Keysafe checks your password strength (using the excellent but not perfect zxcvbn library), and shows an estimate of the cost to crack your password, before backing up the key.
(Above is for the password "makesad spindle stick")
Keysafe is designed so that it should take millions of dollars of computer time to crack any fairly good password. (This is accomplished using Argon2.) With a truely good password, such as four random words, the cracking cost should be many trillions of dollars.
The password is the most important line of defense, but keysafe's design also makes it hard for an attacker to even find your encrypted secret key.
Here's a video explaining keysafe:
keysafe 0.20170122 released with these changes
- Adjust cabal bounds to allow building with ghc 8.0. However, the stack.yaml is still using an old LTS version to avoid polynomial's failure to build with ghc 8.0 (https://github.com/mokus0/polynomial/issues/8)
- Clarify that dollars in cost estimates are USD.
- Keysafe has a new website, https://keysafe.branchable.com/
Keysafe is now available in Debian experimental. Install it from there, or from source.
git clone git://keysafe.branchable.com/ keysafe or
git clone https://git.joeyh.name/git/keysafe.git/
All tags and commits in this repository are gpg signed, and you should verify the signature before using it.
Building from source
You should first install Haskell's stack tool, the readline and argon2 libraries, and zenity.
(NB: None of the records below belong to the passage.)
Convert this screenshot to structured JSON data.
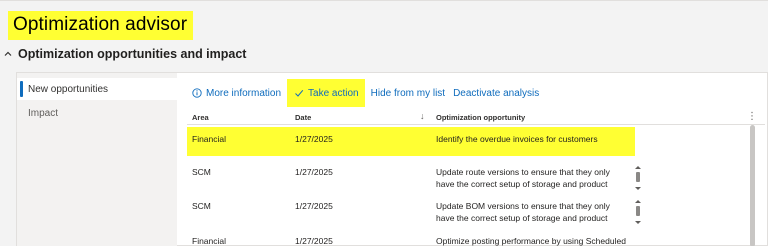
{
  "page": {
    "title": "Optimization advisor"
  },
  "section": {
    "title": "Optimization opportunities and impact"
  },
  "nav": {
    "items": [
      {
        "label": "New opportunities"
      },
      {
        "label": "Impact"
      }
    ]
  },
  "toolbar": {
    "more_info": "More information",
    "take_action": "Take action",
    "hide": "Hide from my list",
    "deactivate": "Deactivate analysis"
  },
  "grid": {
    "columns": [
      "Area",
      "Date",
      "Optimization opportunity"
    ],
    "rows": [
      {
        "area": "Financial",
        "date": "1/27/2025",
        "opportunity": [
          "Identify the overdue invoices for customers"
        ]
      },
      {
        "area": "SCM",
        "date": "1/27/2025",
        "opportunity": [
          "Update route versions to ensure that they only",
          "have the correct setup of storage and product"
        ]
      },
      {
        "area": "SCM",
        "date": "1/27/2025",
        "opportunity": [
          "Update BOM versions to ensure that they only",
          "have the correct setup of storage and product"
        ]
      },
      {
        "area": "Financial",
        "date": "1/27/2025",
        "opportunity": [
          "Optimize posting performance by using Scheduled"
        ]
      }
    ]
  },
  "colors": {
    "highlight": "#ffff33",
    "accent": "#0f6cbd"
  },
  "icons": [
    "chevron-up-icon",
    "info-icon",
    "checkmark-icon",
    "sort-down-icon",
    "more-vertical-icon"
  ]
}
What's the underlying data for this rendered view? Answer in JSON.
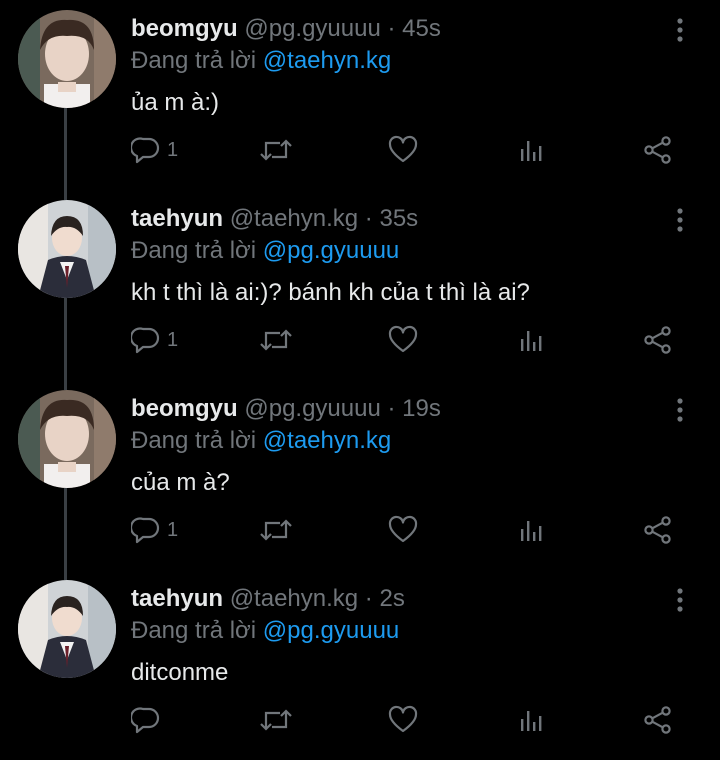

For example, on a Debian system:
sudo apt-get install haskell-stack libreadline-dev libargon2-0-dev zenity
Then to build and install keysafe, cd into its source tree and run:
Note that there is a manpage, but stack doesn't install it yet.
See servers for information on the keysafe servers.
Keysafe is licensed under the terms of the AGPL 3+
Thanks to Anthony Towns for his help with keysafe's design.